**Exercise prompt**:
Every line below that holds the word "text" must be listed.

**Data to use**:
_ _ _

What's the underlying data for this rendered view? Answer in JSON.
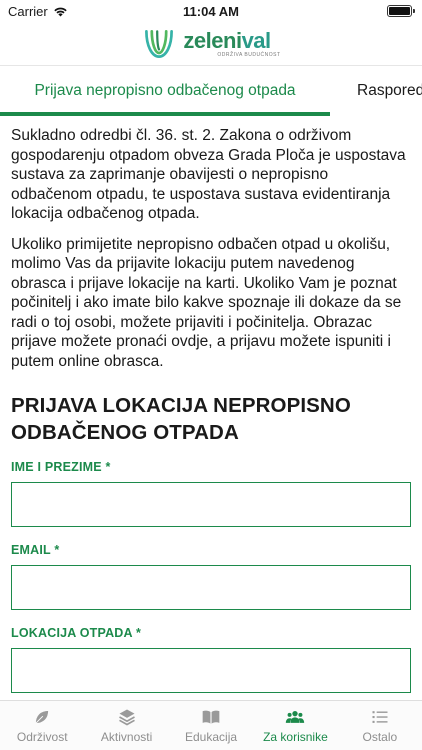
{
  "status": {
    "carrier": "Carrier",
    "time": "11:04 AM",
    "battery_percent": 100
  },
  "header": {
    "logo_word": "zeleni",
    "logo_word_accent": "val",
    "logo_tagline": "ODRŽIVA BUDUĆNOST"
  },
  "tabs": [
    {
      "label": "Prijava nepropisno odbačenog otpada",
      "active": true
    },
    {
      "label": "Raspored",
      "active": false
    }
  ],
  "content": {
    "paragraph_1": "Sukladno odredbi čl. 36. st. 2. Zakona o održivom gospodarenju otpadom obveza Grada Ploča je uspostava sustava za zaprimanje obavijesti o nepropisno odbačenom otpadu, te uspostava sustava evidentiranja lokacija odbačenog otpada.",
    "paragraph_2": "Ukoliko primijetite nepropisno odbačen otpad u okolišu, molimo Vas da prijavite lokaciju putem navedenog obrasca i prijave lokacije na karti. Ukoliko Vam je poznat počinitelj i ako imate bilo kakve spoznaje ili dokaze da se radi o toj osobi, možete prijaviti i počinitelja. Obrazac prijave možete pronaći ovdje, a prijavu možete ispuniti i putem online obrasca.",
    "form_title": "PRIJAVA LOKACIJA NEPROPISNO ODBAČENOG OTPADA"
  },
  "form": {
    "name_label": "IME I PREZIME *",
    "name_value": "",
    "email_label": "EMAIL *",
    "email_value": "",
    "location_label": "LOKACIJA OTPADA *",
    "location_value": ""
  },
  "bottom_nav": {
    "items": [
      {
        "label": "Održivost",
        "icon": "leaf-icon",
        "active": false
      },
      {
        "label": "Aktivnosti",
        "icon": "layers-icon",
        "active": false
      },
      {
        "label": "Edukacija",
        "icon": "book-icon",
        "active": false
      },
      {
        "label": "Za korisnike",
        "icon": "users-icon",
        "active": true
      },
      {
        "label": "Ostalo",
        "icon": "list-icon",
        "active": false
      }
    ]
  },
  "colors": {
    "accent": "#1c8a4b",
    "inactive": "#8e8e8e",
    "logo_teal": "#2a9a88"
  }
}
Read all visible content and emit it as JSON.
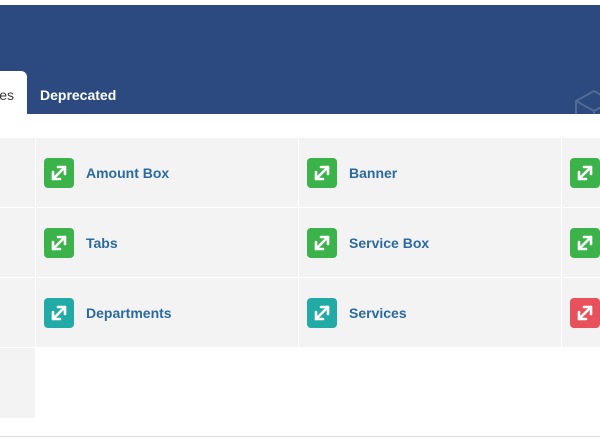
{
  "tabs": {
    "active_label": "Modules",
    "inactive_label": "Deprecated"
  },
  "modules": [
    {
      "label": "Amount Box",
      "color": "#3bb34a",
      "icon": "module-arrows-icon"
    },
    {
      "label": "Banner",
      "color": "#3bb34a",
      "icon": "module-arrows-icon"
    },
    {
      "label": "Tabs",
      "color": "#3bb34a",
      "icon": "module-arrows-icon"
    },
    {
      "label": "Service Box",
      "color": "#3bb34a",
      "icon": "module-arrows-icon"
    },
    {
      "label": "Departments",
      "color": "#22aaa6",
      "icon": "module-arrows-icon"
    },
    {
      "label": "Services",
      "color": "#22aaa6",
      "icon": "module-arrows-icon"
    }
  ],
  "edge_icon_colors": [
    "#3bb34a",
    "#3bb34a",
    "#e8505b"
  ],
  "colors": {
    "header": "#2c4a7f",
    "link": "#2b6aa0",
    "cell": "#f3f3f3"
  }
}
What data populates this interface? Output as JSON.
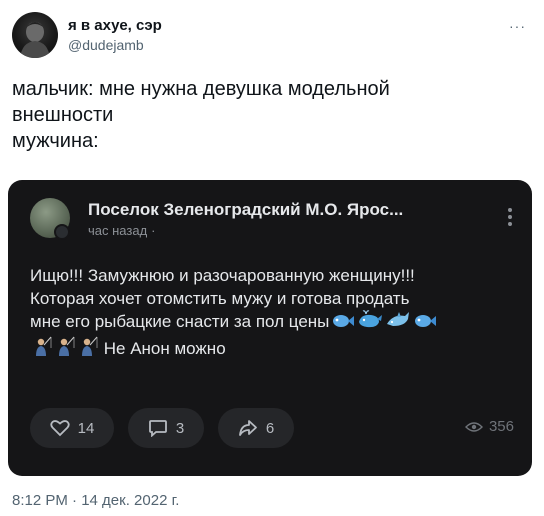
{
  "author": {
    "display_name": "я в ахуе, сэр",
    "handle": "@dudejamb",
    "avatar_icon": "avatar-icon",
    "more_label": "···"
  },
  "tweet": {
    "text": "мальчик: мне нужна девушка модельной\nвнешности\nмужчина:",
    "timestamp": "8:12 PM · 14 дек. 2022 г."
  },
  "screenshot_card": {
    "group_name": "Поселок Зеленоградский М.О. Ярос...",
    "post_time": "час назад",
    "post_time_suffix": "·",
    "lines": [
      "Ищю!!! Замужнюю и разочарованную женщину!!!",
      "Которая хочет отомстить мужу и готова продать",
      "мне его рыбацкие снасти за пол цены",
      "Не Анон можно"
    ],
    "emojis": [
      "fish-icon",
      "whale-icon",
      "dolphin-icon",
      "fish-icon"
    ],
    "fisher_icons": [
      "fisherman-icon",
      "fisherman-icon",
      "fisherman-icon"
    ],
    "likes": "14",
    "comments": "3",
    "shares": "6",
    "views": "356",
    "colors": {
      "card_bg": "#151517",
      "pill_bg": "#252629",
      "text": "#e6e8eb",
      "muted": "#8c9096"
    }
  }
}
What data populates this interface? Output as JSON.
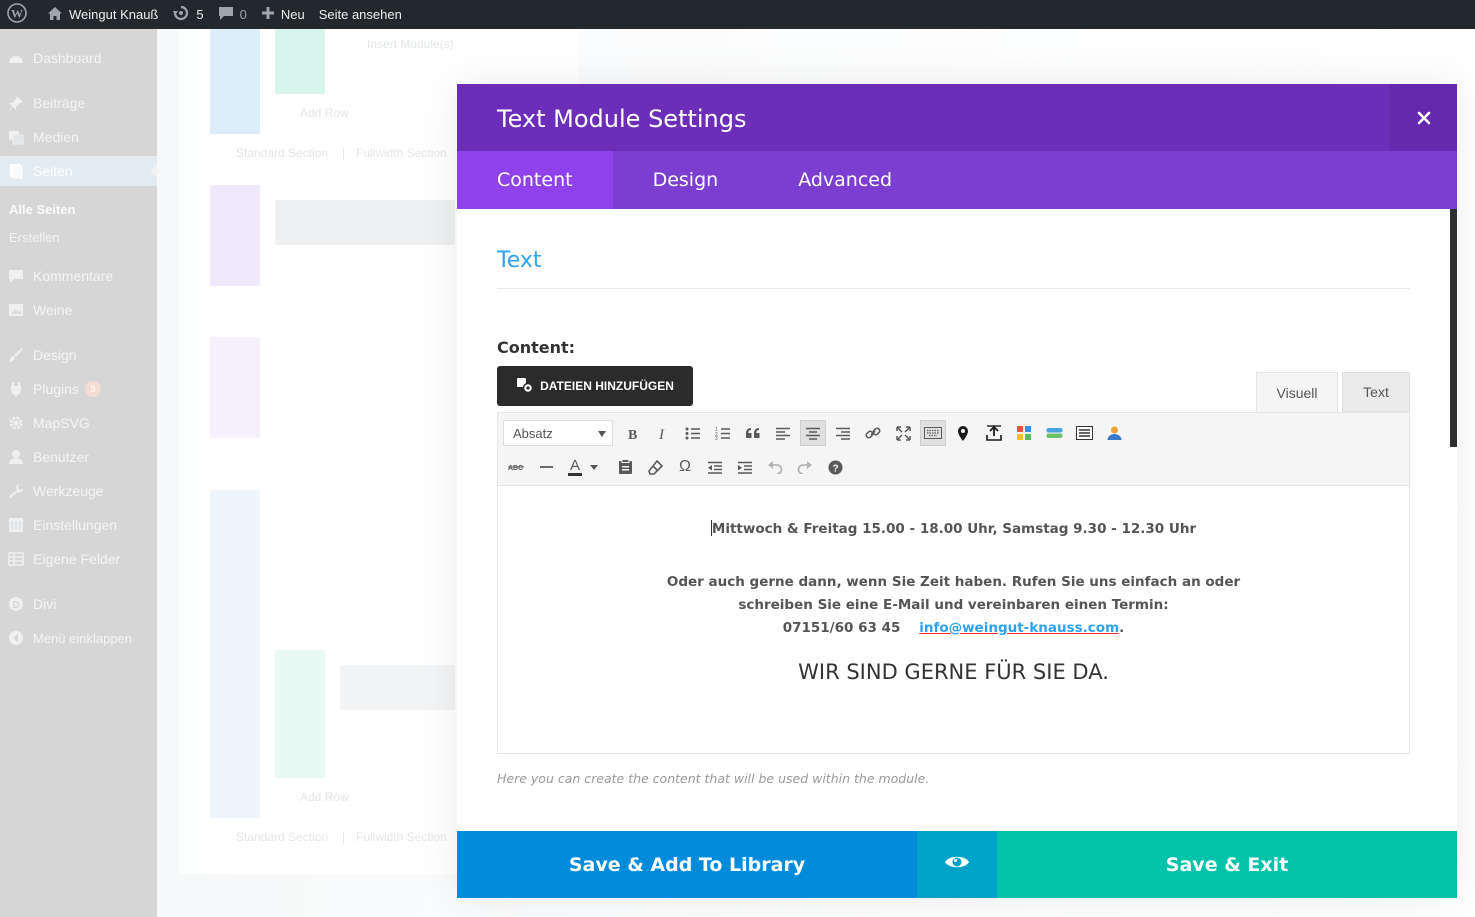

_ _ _

**Output of the exercise**:
    "text": "мальчик: мне нужна девушка модельной\nвнешности\nмужчина:",
      "text": "#e6e8eb",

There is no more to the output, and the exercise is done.